- Follow instructions 1-4 above.
- 5 - Fold edges of the open end under and hem them to make a nice finished opening, like a pillowcase, that will allow your microwave heating pad to slide in and out.
To Use It:
As a heating pad:
- Place in a microwave that has a rotating turntable inside, making sure that the turntable can move properly with the heating pad on it. (If it doesn’t rotate, stop the microwave frequently to shake the filler and reposition the pad in the microwave.)
- Microwave on high for 1 minute (less for smaller packs – be sure to start with less time and test what works best for the size pack you are using.) Remove the heating pad and allow the filling to mix around, distributing the heat. Depending on the size of the pad, you may want to heat it some more. Heat in 15 second increments, removing the wrap and shaking the filling a little between each increment to make sure it does not get too hot or burn. Always stay in the room and watch it while heating to prevent overheating or burning.
- When it feels juuuust right, sit back and relax and enjoy! The heat should last a good 20 minutes.
No microwave?
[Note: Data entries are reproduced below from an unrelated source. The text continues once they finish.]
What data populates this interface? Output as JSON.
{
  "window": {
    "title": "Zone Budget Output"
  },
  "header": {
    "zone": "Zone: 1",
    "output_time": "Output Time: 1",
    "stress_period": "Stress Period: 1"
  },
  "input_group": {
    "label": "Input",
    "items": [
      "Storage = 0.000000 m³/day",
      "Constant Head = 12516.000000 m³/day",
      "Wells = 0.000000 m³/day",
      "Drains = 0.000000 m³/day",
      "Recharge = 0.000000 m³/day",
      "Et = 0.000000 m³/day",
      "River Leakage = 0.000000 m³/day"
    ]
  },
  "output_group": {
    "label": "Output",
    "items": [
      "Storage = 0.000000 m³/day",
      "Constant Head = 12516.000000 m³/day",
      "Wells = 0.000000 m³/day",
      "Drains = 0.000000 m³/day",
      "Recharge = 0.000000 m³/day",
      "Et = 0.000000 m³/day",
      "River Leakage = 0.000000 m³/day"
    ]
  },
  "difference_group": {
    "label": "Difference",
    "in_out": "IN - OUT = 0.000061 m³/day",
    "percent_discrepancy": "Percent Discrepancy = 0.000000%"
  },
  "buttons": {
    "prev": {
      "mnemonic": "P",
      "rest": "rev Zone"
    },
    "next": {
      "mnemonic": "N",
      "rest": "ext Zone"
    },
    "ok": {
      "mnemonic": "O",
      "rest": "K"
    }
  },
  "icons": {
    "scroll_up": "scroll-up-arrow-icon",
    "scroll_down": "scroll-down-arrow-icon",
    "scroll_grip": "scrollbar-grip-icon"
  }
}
Place the pack in a crockpot on a low setting, and turn to warm both sides and avoid scorching. If it’s winter and you have a radiator, drape it over the top of that for a few minutes, turning to heat both sides.
As an ice pack:
- Place wrap in a plastic bag to keep it dry, and then place it in the freezer.
- 1-2 hours in the freezer should fully chill the contents. (You also store it in the freezer so it is always ready to use.)
- Take out of the freezer, remove the plastic bag, and enjoy 20-30 minutes of icing relief.
A basic hot/cold pack like this can be used in many ways. But if you want an exceptional design targeted to a specific ache and pain, you may just want to look here at the Hot and Cold Co. Many of our products are designed by physical therapists and have patented features that allow you to be completely mobile while you're icing or heating that tender spot, if that's working at your desk, or outside playing catch. Our designers take your hot and cold therapy to a whole new level.
The Neck and Shoulder Wrap...as incredible as it looks...the patented design keeps it in place, and keeps the heat right where you need it.
There is a certain amount of pleasure in knowing you made it yourself. And another kind of satisfaction in knowing that you have the best you can get. Either way, you deserve every degree of comfort and pampering!
Don't try making this one at home: The Sinus and Migraine Cap lets you use heat and cold compresses at the same time, with an eye panel that can be frozen, and a pocket at the neck that can be heated to relieve the tension that can keep a migraine going. The cap secures it all in the right place.
As my Swedish cousin says when she signs her notes to us,
Lev Väl! (Live Well!)